The man has several gigs, the NY Times is only one of them. I'd like to see him survive on ONLY one of those gigs and at a reduced salary. Let him try to survive on a mid-five figure amount.

John Taylor said...

Douthat is describing the loss of a way of life in America. In the richest country on the planet this shouldn't signal destitution for those who can no longer sustain themselves with work. The food stamps and assistance for those in need is the price we have to pay for our failed capitalist system. I'm sure those who are underemployed would jump at the chance of meaningful employment.

Ten Bears said...

I too, Victor, have observed that under our circumstance life in the joint looks like a pretty good retirement option, but to be honest, and maybe it's the v-vet in me, but if it comes to that I think I'll just go postal and let the cops gun me down.

Bulworth said...

"Many of the Americans dropping out of the work force are not destitute: they're receiving disability payments and food stamps, living with relatives, cobbling together work here and there, and often doing as well as they might with a low-wage job."

I don't think the word "destitute" means what Douthat thinks it means.

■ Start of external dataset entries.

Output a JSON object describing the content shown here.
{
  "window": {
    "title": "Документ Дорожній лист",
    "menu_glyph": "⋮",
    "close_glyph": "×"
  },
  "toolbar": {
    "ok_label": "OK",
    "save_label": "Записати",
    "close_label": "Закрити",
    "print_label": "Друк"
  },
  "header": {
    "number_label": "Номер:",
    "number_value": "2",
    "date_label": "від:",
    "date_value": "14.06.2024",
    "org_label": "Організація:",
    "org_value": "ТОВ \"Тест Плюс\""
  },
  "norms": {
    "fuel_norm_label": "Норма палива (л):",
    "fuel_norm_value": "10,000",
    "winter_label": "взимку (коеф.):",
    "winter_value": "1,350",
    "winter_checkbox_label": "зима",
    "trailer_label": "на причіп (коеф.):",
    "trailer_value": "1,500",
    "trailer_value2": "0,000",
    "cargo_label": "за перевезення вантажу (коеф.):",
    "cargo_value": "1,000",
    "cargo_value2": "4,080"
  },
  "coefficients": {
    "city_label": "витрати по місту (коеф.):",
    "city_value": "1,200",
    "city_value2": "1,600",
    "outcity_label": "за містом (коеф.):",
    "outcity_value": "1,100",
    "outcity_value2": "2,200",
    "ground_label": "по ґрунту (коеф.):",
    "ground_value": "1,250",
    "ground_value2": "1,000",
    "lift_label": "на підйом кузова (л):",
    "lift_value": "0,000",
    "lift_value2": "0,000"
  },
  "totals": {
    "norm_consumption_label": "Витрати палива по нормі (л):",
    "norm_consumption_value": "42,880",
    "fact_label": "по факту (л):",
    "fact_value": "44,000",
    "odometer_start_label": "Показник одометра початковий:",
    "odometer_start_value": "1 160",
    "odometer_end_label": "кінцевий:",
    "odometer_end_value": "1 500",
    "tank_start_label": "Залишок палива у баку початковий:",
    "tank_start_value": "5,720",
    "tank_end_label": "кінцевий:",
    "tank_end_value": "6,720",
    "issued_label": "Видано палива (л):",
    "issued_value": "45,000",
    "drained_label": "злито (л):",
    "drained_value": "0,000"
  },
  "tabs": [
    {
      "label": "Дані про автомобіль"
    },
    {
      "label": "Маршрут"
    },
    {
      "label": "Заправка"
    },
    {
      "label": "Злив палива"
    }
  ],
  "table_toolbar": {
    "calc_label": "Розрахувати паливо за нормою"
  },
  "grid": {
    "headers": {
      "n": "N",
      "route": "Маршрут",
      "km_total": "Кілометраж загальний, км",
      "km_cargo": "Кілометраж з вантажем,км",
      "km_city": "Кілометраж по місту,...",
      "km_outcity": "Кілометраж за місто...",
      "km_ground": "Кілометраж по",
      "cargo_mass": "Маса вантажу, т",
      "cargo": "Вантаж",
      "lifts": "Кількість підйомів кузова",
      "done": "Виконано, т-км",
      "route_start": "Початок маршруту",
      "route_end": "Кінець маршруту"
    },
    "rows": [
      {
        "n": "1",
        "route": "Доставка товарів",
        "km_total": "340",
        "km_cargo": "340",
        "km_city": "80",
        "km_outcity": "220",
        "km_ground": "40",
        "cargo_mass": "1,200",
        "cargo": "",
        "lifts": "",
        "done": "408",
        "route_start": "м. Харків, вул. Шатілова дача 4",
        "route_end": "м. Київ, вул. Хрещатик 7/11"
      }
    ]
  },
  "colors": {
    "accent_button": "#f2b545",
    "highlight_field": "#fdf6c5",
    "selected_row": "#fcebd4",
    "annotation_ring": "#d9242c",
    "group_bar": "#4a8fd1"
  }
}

For example, having to live with relatives, as opposed to being on one's own, is kinda destitute. It certainly would be in my case.

I'm a bit surprised Douthat left out the homeless. They aren't destitute either I guess. For cryin out loud, some of these homeless peoples have shelters they can go to. What could be better than that?